Part III Indigenous Peoples and the Canadian Constitution, C Indigenous Peoples and the Constitution Act, 1982, Ch.15 The Form and Substance of Aboriginal Title: Assimilation, Recognition, Reconciliation
Edited By: Peter Oliver, Patrick Macklem, Nathalie Des Rosiers

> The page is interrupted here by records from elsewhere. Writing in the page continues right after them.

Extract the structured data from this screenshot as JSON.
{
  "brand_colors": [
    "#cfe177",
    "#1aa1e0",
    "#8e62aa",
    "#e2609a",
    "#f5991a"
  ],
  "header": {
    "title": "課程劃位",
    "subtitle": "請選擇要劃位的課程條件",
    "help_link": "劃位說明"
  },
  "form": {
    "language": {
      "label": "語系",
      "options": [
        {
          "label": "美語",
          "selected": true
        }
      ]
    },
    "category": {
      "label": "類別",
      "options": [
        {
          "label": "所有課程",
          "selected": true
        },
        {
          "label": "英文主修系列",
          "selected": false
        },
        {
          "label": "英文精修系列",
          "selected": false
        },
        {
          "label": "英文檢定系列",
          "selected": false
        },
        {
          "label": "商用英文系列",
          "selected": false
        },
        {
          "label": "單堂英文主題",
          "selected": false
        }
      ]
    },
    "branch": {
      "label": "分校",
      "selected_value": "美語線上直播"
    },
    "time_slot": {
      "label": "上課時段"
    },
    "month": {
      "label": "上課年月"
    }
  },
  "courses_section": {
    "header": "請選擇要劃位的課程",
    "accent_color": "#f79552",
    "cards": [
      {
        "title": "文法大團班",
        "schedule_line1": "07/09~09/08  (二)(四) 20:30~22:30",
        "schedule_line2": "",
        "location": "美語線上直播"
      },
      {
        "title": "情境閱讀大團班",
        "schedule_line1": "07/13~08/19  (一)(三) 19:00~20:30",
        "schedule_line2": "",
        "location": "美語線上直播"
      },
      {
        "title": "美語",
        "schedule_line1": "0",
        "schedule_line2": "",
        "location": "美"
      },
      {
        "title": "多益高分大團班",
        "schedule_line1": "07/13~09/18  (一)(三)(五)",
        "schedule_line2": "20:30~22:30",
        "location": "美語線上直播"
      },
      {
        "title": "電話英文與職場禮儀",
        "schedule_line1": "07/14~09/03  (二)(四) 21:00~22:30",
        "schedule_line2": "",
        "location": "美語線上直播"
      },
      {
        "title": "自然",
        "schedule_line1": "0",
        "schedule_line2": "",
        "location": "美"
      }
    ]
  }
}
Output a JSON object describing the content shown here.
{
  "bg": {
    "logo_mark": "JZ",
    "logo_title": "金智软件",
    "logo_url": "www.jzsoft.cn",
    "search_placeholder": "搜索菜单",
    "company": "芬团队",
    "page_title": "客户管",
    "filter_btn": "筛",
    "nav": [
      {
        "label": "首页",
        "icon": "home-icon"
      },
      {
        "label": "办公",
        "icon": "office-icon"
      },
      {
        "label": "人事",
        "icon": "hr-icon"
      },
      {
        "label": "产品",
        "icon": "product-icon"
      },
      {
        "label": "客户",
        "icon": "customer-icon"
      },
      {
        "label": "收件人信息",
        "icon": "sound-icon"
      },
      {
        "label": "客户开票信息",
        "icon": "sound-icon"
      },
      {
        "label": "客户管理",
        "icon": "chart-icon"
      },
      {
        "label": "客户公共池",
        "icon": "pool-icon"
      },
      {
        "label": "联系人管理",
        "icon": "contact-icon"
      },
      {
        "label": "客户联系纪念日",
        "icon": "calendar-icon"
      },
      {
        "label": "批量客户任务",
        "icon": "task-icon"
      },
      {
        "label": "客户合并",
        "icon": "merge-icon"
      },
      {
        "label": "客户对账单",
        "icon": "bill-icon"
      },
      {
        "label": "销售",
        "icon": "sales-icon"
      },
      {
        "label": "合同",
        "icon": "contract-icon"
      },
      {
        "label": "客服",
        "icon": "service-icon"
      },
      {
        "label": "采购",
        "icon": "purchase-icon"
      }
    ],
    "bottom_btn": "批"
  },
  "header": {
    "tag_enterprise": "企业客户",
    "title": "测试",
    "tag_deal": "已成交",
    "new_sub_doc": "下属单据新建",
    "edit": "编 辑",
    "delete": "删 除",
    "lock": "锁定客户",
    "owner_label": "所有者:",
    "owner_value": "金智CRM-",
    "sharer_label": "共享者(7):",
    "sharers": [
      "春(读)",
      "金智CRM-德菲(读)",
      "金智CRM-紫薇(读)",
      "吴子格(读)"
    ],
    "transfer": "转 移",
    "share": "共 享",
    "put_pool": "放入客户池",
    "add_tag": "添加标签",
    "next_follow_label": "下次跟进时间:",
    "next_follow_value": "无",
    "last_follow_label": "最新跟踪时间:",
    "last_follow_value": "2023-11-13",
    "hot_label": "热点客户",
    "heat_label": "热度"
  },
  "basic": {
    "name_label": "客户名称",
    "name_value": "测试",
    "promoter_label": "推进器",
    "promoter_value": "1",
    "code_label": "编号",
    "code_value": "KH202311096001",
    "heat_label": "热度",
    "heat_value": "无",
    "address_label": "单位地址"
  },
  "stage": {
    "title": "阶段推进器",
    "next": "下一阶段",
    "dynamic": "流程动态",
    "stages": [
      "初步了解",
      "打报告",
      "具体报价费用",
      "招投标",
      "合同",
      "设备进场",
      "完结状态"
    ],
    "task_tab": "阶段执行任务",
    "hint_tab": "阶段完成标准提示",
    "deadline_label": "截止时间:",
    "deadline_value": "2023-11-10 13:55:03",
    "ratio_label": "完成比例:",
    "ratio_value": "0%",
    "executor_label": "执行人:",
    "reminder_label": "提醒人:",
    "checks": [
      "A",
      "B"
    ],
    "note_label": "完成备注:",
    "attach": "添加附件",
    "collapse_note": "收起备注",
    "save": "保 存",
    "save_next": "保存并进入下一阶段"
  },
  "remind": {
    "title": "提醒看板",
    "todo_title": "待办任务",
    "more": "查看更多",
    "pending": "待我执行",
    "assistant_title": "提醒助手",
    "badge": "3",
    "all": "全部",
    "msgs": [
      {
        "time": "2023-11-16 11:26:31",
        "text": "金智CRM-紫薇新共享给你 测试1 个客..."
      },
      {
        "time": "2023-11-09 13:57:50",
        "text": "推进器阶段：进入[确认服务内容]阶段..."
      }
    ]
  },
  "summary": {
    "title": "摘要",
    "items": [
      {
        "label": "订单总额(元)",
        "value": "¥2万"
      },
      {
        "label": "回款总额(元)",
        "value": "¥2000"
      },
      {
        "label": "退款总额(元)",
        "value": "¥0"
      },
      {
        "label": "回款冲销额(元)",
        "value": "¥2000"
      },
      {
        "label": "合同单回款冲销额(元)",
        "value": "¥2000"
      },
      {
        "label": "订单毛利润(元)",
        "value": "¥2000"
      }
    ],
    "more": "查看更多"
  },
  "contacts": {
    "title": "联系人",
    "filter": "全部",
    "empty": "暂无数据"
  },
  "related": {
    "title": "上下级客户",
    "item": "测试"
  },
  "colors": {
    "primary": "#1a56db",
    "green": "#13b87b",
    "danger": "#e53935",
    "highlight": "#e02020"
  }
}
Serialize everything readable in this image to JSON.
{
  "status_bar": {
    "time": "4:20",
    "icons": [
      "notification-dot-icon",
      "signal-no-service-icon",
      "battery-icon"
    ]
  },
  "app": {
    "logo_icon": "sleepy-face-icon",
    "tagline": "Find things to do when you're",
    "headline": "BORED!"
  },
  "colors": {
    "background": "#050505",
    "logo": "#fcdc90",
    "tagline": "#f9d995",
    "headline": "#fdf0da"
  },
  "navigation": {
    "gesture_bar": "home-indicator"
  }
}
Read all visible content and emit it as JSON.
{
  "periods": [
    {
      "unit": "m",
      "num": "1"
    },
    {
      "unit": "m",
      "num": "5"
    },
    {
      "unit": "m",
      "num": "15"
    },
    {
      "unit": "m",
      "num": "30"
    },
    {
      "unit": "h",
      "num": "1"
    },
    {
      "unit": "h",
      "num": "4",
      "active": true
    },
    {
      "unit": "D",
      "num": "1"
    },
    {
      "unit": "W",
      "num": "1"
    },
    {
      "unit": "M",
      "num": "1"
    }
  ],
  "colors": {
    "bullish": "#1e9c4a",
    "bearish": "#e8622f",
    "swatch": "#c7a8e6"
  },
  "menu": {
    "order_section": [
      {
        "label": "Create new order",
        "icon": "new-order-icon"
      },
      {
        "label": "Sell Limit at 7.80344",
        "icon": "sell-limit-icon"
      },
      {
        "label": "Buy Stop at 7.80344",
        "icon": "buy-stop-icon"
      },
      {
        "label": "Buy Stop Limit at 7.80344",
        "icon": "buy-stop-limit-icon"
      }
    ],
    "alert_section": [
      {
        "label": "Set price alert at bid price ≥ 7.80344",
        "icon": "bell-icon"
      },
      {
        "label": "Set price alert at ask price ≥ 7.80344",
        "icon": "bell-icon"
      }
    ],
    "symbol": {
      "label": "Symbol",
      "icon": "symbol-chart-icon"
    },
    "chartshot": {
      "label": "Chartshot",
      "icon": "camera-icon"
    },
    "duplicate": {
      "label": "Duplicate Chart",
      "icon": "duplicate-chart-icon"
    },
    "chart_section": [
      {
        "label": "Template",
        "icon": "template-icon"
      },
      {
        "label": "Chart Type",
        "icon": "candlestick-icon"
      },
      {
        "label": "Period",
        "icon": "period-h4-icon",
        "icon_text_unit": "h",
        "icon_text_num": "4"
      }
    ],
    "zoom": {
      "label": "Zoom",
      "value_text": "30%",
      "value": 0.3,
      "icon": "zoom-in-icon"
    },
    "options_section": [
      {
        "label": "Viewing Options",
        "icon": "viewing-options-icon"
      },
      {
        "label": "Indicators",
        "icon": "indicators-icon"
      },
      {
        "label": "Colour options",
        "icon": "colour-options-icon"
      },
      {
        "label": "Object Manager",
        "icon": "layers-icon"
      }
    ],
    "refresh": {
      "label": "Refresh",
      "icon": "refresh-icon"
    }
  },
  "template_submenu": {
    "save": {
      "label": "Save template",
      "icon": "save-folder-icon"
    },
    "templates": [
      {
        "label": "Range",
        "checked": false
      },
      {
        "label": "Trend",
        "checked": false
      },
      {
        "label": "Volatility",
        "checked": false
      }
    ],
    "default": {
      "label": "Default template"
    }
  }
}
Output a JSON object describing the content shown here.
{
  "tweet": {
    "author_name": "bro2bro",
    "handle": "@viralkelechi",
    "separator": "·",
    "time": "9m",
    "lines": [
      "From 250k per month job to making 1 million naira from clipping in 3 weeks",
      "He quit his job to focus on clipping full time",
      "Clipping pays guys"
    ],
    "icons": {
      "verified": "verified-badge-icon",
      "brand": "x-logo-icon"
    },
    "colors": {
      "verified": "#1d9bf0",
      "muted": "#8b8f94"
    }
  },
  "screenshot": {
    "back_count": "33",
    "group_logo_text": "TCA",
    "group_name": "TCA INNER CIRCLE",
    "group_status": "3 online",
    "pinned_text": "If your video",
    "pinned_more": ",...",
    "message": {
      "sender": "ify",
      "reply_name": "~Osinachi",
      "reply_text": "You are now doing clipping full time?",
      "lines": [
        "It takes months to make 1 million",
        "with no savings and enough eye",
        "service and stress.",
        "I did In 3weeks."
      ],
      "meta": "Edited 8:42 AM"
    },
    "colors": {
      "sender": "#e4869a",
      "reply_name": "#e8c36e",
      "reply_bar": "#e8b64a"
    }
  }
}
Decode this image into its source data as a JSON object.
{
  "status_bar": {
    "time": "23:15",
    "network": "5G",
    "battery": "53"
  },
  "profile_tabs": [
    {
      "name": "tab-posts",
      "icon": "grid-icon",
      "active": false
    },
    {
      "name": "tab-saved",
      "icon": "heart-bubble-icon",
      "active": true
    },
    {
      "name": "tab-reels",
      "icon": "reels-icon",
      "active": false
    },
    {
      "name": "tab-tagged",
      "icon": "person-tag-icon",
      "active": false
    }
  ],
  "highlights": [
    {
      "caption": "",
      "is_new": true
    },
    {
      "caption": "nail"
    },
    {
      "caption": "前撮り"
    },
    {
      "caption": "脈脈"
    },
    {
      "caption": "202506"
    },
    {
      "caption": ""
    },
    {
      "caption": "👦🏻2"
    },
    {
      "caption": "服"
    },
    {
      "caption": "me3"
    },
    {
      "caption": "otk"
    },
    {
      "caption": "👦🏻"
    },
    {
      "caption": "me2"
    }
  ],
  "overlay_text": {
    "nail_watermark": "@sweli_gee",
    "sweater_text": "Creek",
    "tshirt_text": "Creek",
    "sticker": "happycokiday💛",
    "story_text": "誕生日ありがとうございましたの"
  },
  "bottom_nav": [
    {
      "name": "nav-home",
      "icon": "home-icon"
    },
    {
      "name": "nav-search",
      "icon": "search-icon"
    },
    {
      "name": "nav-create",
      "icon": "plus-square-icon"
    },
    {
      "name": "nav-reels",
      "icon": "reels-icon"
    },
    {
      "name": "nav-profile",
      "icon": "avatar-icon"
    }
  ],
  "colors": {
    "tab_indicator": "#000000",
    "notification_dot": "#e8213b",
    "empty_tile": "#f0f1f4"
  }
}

This chapter highlights law’s participation in the colonizing projects that initiated the establishment of the Canadian constitutional order. Imperial and subsequently Canadian law deemed legally insignificant the deep connections that Indigenous peoples had with their ancestral territories, and imposed alien norms of conduct on diverse Indigenous ways of life. In doing so, law legitimated the manifold political, social, and economic acts of dispossession and dislocation that collectively bear the label of colonialism. The constitutional entrenchment of Aboriginal and treaty rights in 1982 formally recognized a distinctive constitutional relationship between Indigenous peoples and Canada. The judiciary has begun to see the purpose of formal constitutional recognition to be a process of substantive constitutional reconciliation of the interests of Canada and Indigenous peoples. This chapter argues that constitutional reconciliation can only commence by comprehending Aboriginal rights and title as protecting Indigenous interests associated with culture, territory, treaties, and sovereignty in robust terms.